According to Princess Katharine, vampires are vulnerable to silver just as the Third Race are vulnerable to iron. Whether this has any basis in fact or is simply medieval superstition remains to be seen. ("Ill Met By Moonlight")

Greg Weisman has confirmed the existence of vampires in the Gargoyles Universe, though as yet none have appeared in the canon. Greg has mentioned (perhaps not entirely seriously) that vampires in the Gargoyles Universe "have soulful eyes". [2]

Real World Background

Tales of bloodsucking demons, monsters and evil spirits are practically ubiquitous in the folklore of almost every human culture, from the demoness Lilith of ancient Jewish legend to the chupacabra of modern cryptozoology.

The popular conception of vampires, however, is mainly based on the folklore of medieval eastern Europe. According to this folklore, vampires are undead revenants who rise from their graves at night to feed on the blood of the living. These early folkloric vampires were often described as bloated, ruddy and wearing burial shrouds.

In the 19th century the vampire became a popular figure of gothic literature, beginning with John Polidori's The Vampyre in 1819, which introduced the concept of the suave, aristocratic vampire.
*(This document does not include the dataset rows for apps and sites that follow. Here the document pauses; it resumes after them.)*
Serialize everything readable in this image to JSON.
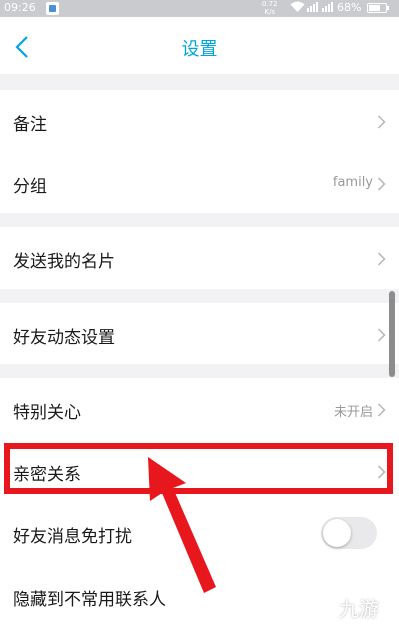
{
  "status_bar": {
    "time": "09:26",
    "speed_value": "0.72",
    "speed_unit": "K/s",
    "battery": "68%",
    "battery_level": 0.68
  },
  "nav": {
    "title": "设置",
    "back_icon": "chevron-left-icon"
  },
  "rows": {
    "remark": {
      "label": "备注"
    },
    "group": {
      "label": "分组",
      "value": "family"
    },
    "send_card": {
      "label": "发送我的名片"
    },
    "moments_settings": {
      "label": "好友动态设置"
    },
    "special_care": {
      "label": "特别关心",
      "value": "未开启"
    },
    "intimate": {
      "label": "亲密关系"
    },
    "dnd": {
      "label": "好友消息免打扰",
      "on": false
    },
    "hide": {
      "label": "隐藏到不常用联系人"
    }
  },
  "watermark": {
    "text": "九游"
  },
  "colors": {
    "accent": "#00a5e0",
    "highlight": "#e8161d",
    "background": "#f2f2f4"
  }
}
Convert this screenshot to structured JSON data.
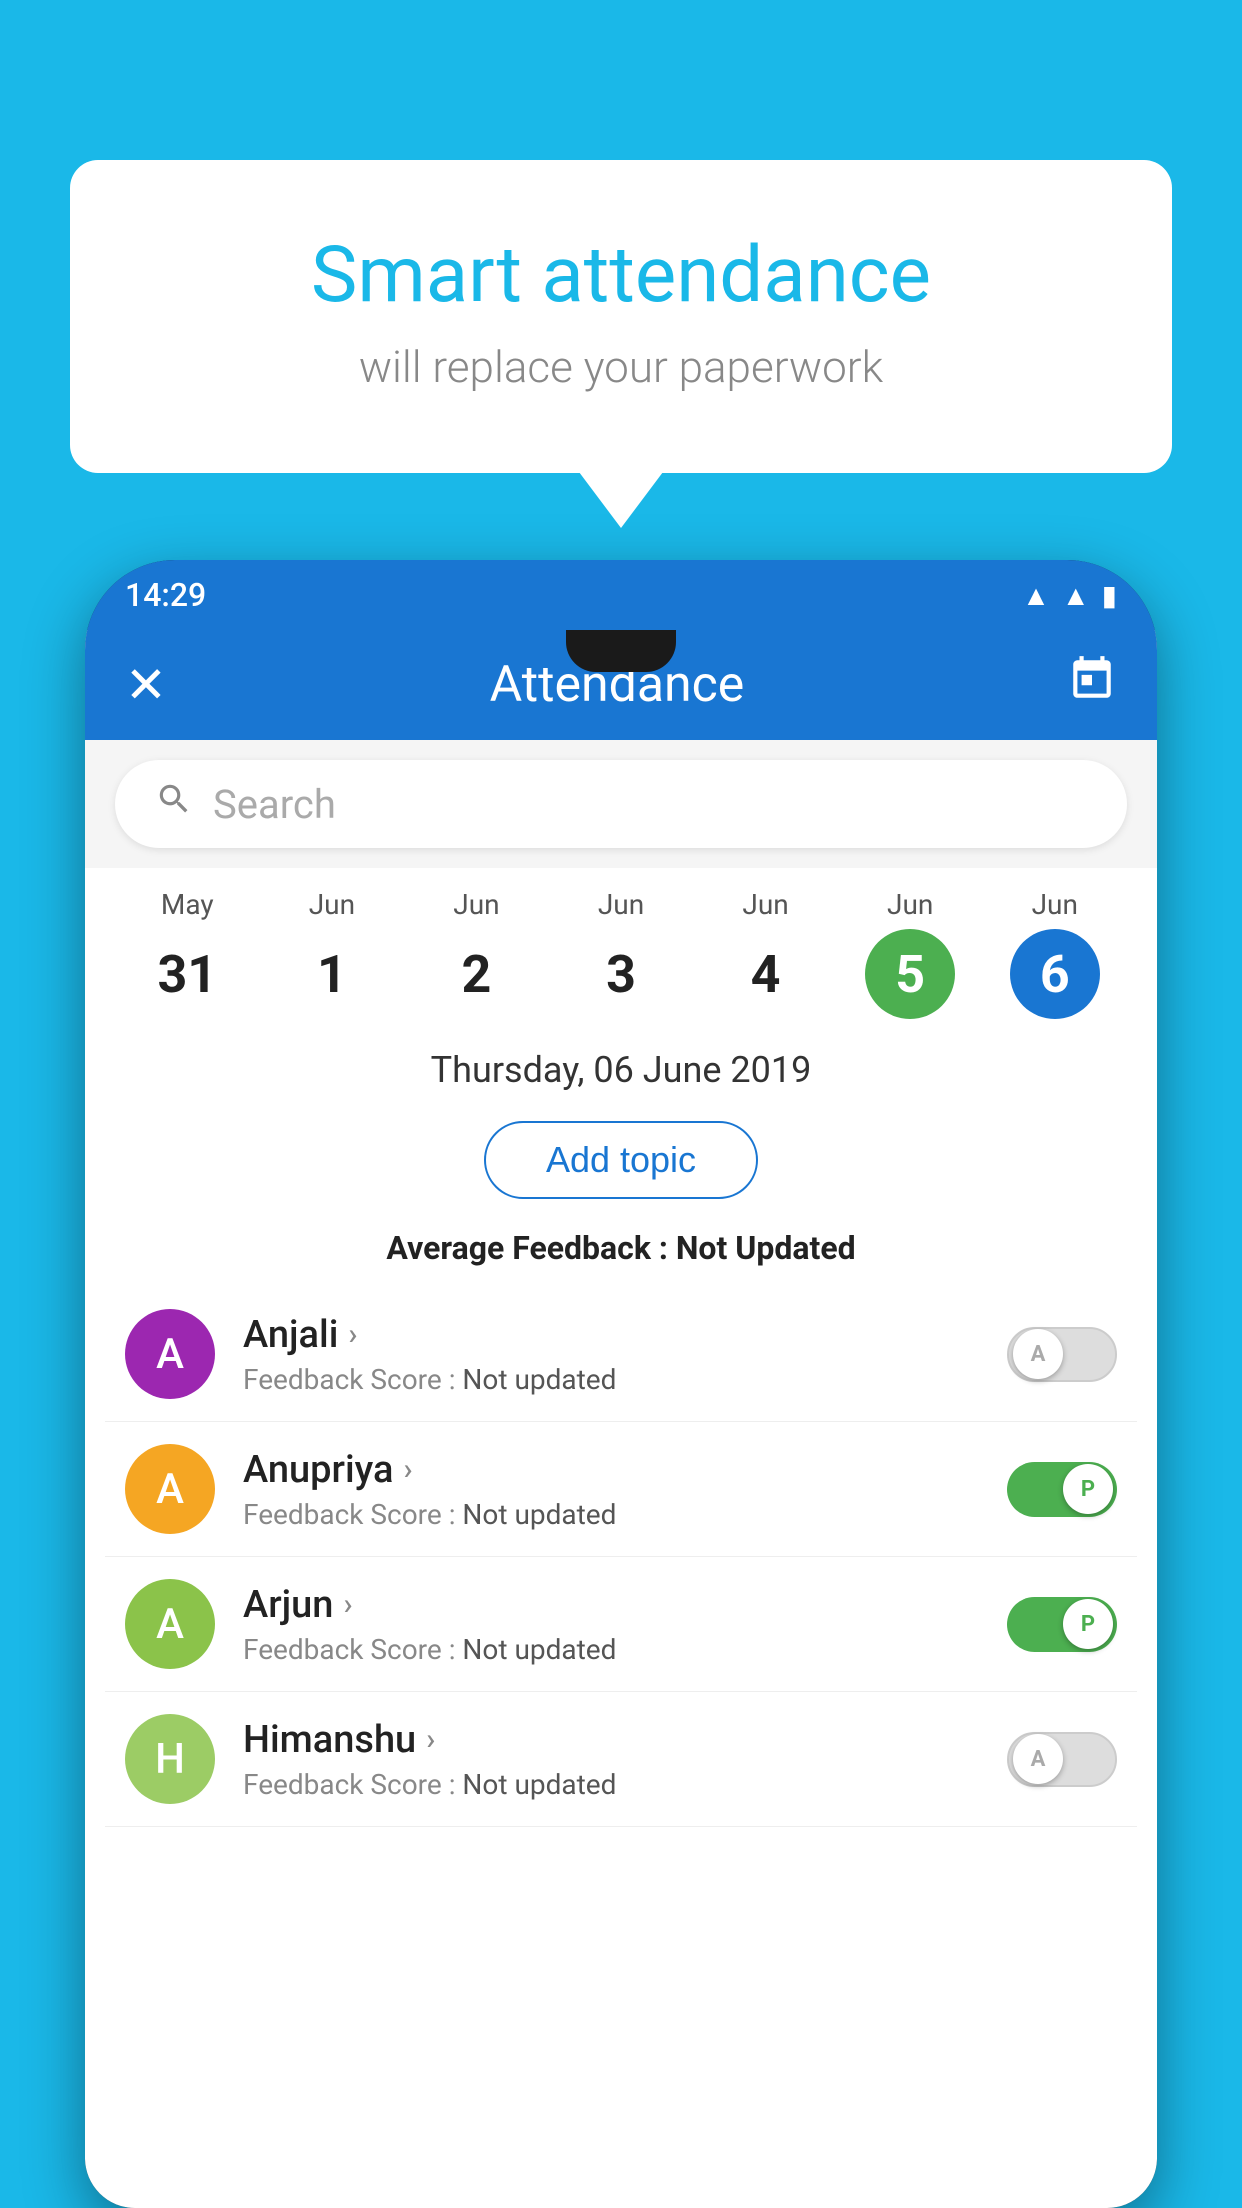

This trend continued throughout the 19th century, culminating in the publication of Dracula by Bram Stoker in 1897. Stoker's novel is still considered the definitive vampire novel, spawning an entire genre of vampire fiction that includes books, movies, TV shows, comics and even musicals.

See also

  • Vampire at Wikipedia, the Free Encyclopedia